In the US with a different sort of actor and director, etc, this tale would be a violent noir tragedy. But this is an intelligent and civilized English movie, often very funny in a rueful way, and the story ends much more like real life -- with a few bruises along the way. No one dies (sorry). Daisy may or may not be more mature but Henry is quite unchanged. The original novelist was Elizabeth Jame Howard, who was married to Kingsley Amis for ten years.
A male narcissist with a female co-dependent is a plot line that plays out over and over in both real life and in scripts. We recognize the roles, we respond to the issues, we find them in our own lives all the time, because they emerge from our gender assignments. Big tough guys who insist on their way, draw everyone else into their goals, take advantage of women, are everywhere from politics to the ministry. Doting, enabling, forgiving women are likewise everywhere from Laura Bush’s big white house to just down the street. These psychological patterns often succeed brilliantly. What if Henry Kent had been able to curb his temper and lend his gift for fabulism to Daisy, thus giving her career a major boost and bringing in enough money to keep Henry in a life of pleasant sloth?
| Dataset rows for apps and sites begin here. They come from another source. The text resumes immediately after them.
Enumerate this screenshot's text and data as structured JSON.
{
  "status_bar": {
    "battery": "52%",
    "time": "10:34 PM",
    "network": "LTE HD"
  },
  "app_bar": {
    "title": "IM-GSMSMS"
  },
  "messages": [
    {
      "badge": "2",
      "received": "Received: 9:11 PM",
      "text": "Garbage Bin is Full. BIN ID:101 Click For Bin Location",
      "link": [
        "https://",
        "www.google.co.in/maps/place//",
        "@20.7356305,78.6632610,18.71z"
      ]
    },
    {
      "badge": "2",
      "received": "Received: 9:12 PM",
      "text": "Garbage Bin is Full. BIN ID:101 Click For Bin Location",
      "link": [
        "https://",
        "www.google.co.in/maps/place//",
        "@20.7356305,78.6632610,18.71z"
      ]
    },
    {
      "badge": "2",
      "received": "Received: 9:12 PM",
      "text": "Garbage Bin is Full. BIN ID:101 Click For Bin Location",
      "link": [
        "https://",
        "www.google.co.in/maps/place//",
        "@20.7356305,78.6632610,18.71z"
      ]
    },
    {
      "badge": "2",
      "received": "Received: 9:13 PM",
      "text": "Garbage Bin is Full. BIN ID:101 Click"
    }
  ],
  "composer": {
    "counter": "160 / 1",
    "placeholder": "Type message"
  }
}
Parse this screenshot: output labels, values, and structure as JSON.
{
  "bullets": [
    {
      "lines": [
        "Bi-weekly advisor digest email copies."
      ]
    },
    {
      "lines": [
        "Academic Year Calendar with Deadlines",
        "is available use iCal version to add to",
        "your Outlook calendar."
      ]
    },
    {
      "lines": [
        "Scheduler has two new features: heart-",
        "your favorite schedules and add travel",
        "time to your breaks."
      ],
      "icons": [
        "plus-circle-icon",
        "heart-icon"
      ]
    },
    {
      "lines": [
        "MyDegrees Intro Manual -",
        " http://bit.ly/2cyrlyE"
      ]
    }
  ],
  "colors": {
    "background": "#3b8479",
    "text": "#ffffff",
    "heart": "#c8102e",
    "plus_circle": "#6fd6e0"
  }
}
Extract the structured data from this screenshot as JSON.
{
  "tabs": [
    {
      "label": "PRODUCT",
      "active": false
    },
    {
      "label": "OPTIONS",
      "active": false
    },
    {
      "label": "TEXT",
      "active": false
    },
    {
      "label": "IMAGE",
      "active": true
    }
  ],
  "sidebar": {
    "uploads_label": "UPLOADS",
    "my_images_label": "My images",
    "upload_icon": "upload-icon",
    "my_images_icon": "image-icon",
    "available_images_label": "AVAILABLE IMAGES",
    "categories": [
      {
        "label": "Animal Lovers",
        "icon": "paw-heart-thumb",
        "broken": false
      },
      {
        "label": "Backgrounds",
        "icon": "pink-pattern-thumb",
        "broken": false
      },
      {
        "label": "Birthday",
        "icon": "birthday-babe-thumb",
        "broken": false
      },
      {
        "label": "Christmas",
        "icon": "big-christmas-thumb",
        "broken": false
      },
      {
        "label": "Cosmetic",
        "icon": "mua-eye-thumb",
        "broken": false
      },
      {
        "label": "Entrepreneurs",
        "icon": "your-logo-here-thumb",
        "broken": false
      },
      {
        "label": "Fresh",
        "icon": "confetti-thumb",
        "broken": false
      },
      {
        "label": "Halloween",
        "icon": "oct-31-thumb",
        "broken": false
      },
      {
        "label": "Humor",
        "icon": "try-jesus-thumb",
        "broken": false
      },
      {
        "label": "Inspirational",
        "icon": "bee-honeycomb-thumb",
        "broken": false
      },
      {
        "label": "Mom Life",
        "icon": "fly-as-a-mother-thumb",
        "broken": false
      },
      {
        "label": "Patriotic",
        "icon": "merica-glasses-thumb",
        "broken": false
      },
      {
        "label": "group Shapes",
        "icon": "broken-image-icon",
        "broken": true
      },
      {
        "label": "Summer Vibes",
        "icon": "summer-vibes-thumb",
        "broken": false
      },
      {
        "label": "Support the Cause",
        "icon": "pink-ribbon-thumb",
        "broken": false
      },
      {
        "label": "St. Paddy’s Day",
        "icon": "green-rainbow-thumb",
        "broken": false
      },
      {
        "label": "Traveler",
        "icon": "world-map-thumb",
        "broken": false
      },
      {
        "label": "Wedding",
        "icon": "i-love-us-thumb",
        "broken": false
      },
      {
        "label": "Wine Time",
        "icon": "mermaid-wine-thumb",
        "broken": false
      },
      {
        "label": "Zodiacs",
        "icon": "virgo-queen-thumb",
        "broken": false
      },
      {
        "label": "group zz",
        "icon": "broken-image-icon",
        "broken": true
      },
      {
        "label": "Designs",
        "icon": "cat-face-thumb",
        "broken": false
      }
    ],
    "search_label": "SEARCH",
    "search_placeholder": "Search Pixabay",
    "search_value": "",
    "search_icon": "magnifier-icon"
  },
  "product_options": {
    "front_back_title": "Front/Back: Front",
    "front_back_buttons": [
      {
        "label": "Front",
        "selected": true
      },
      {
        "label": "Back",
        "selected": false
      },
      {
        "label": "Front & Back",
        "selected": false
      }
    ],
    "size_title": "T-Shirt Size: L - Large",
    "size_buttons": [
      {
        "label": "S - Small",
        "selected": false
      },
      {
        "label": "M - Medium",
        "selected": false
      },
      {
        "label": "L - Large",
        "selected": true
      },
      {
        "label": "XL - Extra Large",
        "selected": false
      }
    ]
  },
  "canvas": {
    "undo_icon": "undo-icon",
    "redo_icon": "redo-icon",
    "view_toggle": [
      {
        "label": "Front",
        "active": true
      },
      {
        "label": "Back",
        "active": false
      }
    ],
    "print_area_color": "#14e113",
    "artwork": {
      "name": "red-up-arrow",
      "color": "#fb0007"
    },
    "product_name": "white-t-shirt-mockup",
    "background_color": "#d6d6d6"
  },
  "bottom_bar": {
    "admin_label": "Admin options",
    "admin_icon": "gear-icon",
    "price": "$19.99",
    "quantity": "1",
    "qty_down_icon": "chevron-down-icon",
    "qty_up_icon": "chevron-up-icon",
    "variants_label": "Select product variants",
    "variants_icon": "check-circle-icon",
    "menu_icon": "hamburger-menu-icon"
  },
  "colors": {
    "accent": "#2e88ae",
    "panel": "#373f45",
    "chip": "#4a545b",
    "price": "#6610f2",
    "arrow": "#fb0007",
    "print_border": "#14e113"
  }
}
The culture in question grows out of Euro-ag, where farming centered on a strong, driven man who could manage things in a very firm way for a goal he defined. And his success depended very much on a woman invested in keeping him happy, healthy and focused -- and it would be helpful if she could and would stay nearly continuously pregnant. (Productivity! The mantra of the farm!) One of the most interesting phenomena on the election circuit is the effort of the Clintons to reverse their roles -- not just that, but also the efforts of the rest of us to accept that what liberals have been predicting is actually possible. We CAN negotiate our social styles and capacities -- right? The conservatives would say absolutely NOT. (They were whistling a different tune when Elizabeth Dole was attempting something similar while her husband touted a little “marital enhancement” chemistry.)
People who do intellectual or aesthetic or technological work have a good deal more elbow room when it comes to choosing their personal patterns, either consciously or unconsciously. Therefore, it a wonderful thing when they pass on their insights to the rest of us, who may not have had the ability to try things out so much, and therefore can benefit by second-hand examples.
It is not accidental that Henry purports to be a gardener and is capable of actually performing up to a point. It is also not accidental that Daisy’s garden is overgrown into a jungle and needs pruning. When this is illustrated in terms of English landscape and households, we are so glad to watch that we don’t necessarily get the metaphorical value on first watching. This is not a “secret garden,” but it bears pondering.